— PROBLEM TO SOLVE —
Using the listing that follows, return every line with the word "true".

— ENTRIES SHOWN —
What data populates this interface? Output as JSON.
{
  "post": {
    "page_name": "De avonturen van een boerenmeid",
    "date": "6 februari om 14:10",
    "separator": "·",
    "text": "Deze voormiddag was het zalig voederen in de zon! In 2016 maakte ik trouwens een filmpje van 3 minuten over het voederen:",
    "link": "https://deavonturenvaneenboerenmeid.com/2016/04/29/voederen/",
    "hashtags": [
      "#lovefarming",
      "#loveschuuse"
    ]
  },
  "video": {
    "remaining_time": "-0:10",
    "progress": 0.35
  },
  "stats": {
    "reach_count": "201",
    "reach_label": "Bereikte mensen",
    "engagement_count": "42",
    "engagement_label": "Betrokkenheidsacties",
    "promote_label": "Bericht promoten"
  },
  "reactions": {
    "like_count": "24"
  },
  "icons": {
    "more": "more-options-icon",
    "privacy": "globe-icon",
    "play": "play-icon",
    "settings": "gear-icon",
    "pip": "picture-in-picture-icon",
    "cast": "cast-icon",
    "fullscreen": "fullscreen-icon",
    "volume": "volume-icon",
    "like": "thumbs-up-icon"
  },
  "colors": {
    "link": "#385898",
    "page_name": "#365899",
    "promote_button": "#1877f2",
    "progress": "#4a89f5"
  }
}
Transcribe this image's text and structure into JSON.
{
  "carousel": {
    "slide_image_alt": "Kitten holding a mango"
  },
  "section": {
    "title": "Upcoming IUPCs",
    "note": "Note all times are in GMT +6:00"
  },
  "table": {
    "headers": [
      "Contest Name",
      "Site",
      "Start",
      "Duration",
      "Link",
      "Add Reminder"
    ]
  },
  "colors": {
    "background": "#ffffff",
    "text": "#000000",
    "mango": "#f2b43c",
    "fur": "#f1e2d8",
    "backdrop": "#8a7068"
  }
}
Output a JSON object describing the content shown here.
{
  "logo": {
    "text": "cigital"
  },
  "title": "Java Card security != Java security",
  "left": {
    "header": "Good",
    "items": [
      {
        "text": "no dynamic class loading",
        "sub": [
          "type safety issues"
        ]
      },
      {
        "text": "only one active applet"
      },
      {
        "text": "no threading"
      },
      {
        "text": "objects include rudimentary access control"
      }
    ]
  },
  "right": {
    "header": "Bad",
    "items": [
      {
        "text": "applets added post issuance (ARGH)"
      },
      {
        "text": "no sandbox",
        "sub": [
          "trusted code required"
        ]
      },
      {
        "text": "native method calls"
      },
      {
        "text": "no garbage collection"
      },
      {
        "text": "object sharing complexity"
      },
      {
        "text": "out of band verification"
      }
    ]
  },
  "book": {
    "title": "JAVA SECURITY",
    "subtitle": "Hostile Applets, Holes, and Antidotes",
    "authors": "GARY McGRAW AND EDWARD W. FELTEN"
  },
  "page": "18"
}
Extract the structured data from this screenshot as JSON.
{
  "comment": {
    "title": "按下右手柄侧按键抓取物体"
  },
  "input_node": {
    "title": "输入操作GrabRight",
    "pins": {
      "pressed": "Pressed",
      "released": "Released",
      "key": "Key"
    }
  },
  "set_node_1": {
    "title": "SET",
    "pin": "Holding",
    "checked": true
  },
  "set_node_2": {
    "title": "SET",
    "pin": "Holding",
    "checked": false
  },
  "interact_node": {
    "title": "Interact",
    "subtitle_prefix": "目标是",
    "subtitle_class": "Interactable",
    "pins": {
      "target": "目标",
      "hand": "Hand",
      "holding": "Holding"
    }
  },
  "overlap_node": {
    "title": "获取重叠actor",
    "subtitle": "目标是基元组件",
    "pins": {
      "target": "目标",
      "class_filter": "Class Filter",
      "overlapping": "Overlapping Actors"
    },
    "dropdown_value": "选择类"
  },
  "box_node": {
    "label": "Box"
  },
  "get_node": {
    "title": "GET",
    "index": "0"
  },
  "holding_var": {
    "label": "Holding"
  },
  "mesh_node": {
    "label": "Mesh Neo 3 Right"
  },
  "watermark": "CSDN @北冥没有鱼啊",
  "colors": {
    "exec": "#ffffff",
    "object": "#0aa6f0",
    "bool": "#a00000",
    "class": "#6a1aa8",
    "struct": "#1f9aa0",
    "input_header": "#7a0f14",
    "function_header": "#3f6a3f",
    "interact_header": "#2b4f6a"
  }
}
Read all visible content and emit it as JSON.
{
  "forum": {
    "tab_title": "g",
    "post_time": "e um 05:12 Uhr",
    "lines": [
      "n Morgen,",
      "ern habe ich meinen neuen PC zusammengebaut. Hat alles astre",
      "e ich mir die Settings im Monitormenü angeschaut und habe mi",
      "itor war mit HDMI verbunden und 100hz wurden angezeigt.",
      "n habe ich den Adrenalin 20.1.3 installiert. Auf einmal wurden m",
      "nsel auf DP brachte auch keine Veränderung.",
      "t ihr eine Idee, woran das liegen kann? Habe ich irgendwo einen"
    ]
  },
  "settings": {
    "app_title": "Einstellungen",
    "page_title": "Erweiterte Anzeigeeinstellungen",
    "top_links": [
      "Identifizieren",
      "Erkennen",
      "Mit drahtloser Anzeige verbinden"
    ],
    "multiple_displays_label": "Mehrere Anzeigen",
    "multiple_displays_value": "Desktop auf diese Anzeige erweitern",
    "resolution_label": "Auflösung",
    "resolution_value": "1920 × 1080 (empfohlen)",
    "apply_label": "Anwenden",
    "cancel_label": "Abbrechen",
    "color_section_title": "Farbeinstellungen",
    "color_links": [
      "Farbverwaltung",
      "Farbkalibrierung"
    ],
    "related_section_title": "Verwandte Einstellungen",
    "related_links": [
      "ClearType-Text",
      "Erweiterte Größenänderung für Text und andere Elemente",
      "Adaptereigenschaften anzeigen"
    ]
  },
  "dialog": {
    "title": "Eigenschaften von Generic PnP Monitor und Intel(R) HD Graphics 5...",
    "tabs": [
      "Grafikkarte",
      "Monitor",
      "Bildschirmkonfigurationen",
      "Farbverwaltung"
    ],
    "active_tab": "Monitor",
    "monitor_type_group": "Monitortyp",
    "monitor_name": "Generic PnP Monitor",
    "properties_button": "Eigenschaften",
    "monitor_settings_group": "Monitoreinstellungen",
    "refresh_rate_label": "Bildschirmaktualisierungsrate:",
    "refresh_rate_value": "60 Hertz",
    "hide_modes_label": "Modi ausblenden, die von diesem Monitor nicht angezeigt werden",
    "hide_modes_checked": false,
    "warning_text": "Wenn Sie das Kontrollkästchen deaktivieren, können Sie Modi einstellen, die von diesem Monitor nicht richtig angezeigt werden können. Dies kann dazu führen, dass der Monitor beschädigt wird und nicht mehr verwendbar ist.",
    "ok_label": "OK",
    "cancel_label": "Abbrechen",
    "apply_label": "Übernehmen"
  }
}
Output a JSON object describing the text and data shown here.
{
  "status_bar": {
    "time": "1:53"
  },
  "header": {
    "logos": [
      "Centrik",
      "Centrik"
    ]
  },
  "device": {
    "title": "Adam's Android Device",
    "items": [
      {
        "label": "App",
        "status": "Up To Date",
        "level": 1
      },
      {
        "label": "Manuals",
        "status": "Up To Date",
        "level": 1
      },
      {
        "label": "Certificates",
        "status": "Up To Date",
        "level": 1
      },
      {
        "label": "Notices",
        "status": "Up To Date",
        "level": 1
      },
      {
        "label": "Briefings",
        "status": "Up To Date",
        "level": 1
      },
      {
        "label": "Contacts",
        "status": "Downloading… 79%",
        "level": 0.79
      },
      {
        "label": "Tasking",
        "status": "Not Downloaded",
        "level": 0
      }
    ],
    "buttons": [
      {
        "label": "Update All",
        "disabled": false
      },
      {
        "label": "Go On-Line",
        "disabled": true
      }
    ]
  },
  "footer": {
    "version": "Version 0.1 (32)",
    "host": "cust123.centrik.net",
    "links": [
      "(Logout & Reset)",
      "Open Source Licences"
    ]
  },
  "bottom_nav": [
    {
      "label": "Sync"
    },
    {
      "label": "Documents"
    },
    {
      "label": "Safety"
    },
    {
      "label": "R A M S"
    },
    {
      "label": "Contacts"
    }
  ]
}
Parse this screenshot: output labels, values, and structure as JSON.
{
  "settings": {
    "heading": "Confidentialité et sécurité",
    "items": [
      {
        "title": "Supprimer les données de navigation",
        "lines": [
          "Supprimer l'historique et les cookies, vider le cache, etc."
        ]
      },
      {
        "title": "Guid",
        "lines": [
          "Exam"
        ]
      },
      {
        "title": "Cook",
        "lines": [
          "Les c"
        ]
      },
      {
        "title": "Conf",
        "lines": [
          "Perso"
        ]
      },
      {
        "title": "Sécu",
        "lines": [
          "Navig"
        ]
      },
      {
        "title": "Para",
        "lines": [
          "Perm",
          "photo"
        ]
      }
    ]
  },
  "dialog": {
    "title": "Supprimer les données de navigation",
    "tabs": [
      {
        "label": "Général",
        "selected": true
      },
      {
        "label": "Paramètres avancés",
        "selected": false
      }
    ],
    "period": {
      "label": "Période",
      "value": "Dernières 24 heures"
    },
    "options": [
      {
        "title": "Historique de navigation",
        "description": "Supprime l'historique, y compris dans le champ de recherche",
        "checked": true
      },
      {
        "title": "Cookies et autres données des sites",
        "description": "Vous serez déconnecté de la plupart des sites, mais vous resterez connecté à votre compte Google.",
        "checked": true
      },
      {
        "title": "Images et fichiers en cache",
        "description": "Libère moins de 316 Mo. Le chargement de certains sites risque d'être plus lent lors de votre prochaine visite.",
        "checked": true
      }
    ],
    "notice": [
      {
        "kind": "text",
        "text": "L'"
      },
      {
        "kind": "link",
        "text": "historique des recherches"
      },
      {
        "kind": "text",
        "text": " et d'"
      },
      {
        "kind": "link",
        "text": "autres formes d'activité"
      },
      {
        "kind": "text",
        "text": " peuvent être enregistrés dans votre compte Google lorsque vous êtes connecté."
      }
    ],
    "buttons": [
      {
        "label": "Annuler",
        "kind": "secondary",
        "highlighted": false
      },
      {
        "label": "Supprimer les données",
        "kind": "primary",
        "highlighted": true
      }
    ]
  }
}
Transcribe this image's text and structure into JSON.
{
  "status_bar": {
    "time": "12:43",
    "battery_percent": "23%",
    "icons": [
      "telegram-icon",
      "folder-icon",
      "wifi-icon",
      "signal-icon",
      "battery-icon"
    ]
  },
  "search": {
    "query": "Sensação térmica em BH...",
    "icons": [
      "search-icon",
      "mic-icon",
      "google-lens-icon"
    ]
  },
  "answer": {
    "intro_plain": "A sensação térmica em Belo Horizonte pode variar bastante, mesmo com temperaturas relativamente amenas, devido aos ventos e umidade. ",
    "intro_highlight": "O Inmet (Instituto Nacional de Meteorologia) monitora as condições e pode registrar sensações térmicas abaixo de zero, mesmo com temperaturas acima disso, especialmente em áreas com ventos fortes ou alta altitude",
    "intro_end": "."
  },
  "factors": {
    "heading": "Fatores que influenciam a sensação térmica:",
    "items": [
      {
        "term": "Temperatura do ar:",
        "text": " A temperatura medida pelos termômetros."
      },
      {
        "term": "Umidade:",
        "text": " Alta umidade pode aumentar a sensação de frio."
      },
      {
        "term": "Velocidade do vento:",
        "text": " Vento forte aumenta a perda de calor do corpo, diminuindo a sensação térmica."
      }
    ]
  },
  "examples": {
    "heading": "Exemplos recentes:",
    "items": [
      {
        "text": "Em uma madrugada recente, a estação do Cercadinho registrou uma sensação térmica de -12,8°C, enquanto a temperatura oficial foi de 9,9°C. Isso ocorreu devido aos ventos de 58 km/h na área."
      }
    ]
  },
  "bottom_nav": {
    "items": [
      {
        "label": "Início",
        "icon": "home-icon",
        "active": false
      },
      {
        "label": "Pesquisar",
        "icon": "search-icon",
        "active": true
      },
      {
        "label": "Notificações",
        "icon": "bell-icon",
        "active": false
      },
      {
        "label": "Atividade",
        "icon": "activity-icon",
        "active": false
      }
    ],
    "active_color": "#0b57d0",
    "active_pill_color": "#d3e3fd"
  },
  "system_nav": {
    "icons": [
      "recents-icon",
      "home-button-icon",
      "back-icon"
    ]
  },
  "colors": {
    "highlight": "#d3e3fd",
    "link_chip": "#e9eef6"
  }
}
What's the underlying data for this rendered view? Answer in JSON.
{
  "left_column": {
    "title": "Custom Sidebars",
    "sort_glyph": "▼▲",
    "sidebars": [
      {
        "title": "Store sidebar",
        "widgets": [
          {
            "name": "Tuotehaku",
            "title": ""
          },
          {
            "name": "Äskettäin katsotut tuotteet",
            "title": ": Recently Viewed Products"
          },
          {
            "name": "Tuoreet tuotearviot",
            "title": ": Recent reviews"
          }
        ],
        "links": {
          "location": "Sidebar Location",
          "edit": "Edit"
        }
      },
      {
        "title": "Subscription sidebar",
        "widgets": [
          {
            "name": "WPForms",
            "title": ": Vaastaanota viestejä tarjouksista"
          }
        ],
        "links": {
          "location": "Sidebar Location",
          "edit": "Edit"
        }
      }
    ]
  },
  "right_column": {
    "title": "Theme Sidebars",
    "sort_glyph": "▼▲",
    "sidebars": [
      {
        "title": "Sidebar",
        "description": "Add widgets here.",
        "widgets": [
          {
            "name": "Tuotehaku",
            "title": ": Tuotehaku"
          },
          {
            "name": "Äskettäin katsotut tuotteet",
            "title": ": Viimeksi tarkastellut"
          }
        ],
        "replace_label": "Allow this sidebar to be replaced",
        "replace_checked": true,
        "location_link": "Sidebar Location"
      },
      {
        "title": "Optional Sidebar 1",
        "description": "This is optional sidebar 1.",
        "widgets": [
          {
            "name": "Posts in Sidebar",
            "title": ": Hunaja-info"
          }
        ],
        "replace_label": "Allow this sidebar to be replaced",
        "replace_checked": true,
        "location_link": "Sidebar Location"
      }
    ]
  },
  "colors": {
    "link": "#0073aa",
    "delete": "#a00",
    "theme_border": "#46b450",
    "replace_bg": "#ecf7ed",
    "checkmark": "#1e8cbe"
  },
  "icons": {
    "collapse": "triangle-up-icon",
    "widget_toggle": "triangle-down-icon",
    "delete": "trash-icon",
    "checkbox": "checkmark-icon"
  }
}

— ANSWER SPACE —
    "checked": true
        "disabled": true
        "selected": true
        "checked": true
        "checked": true
        "checked": true
        "highlighted": true
        "active": true
        "replace_checked": true,
        "replace_checked": true,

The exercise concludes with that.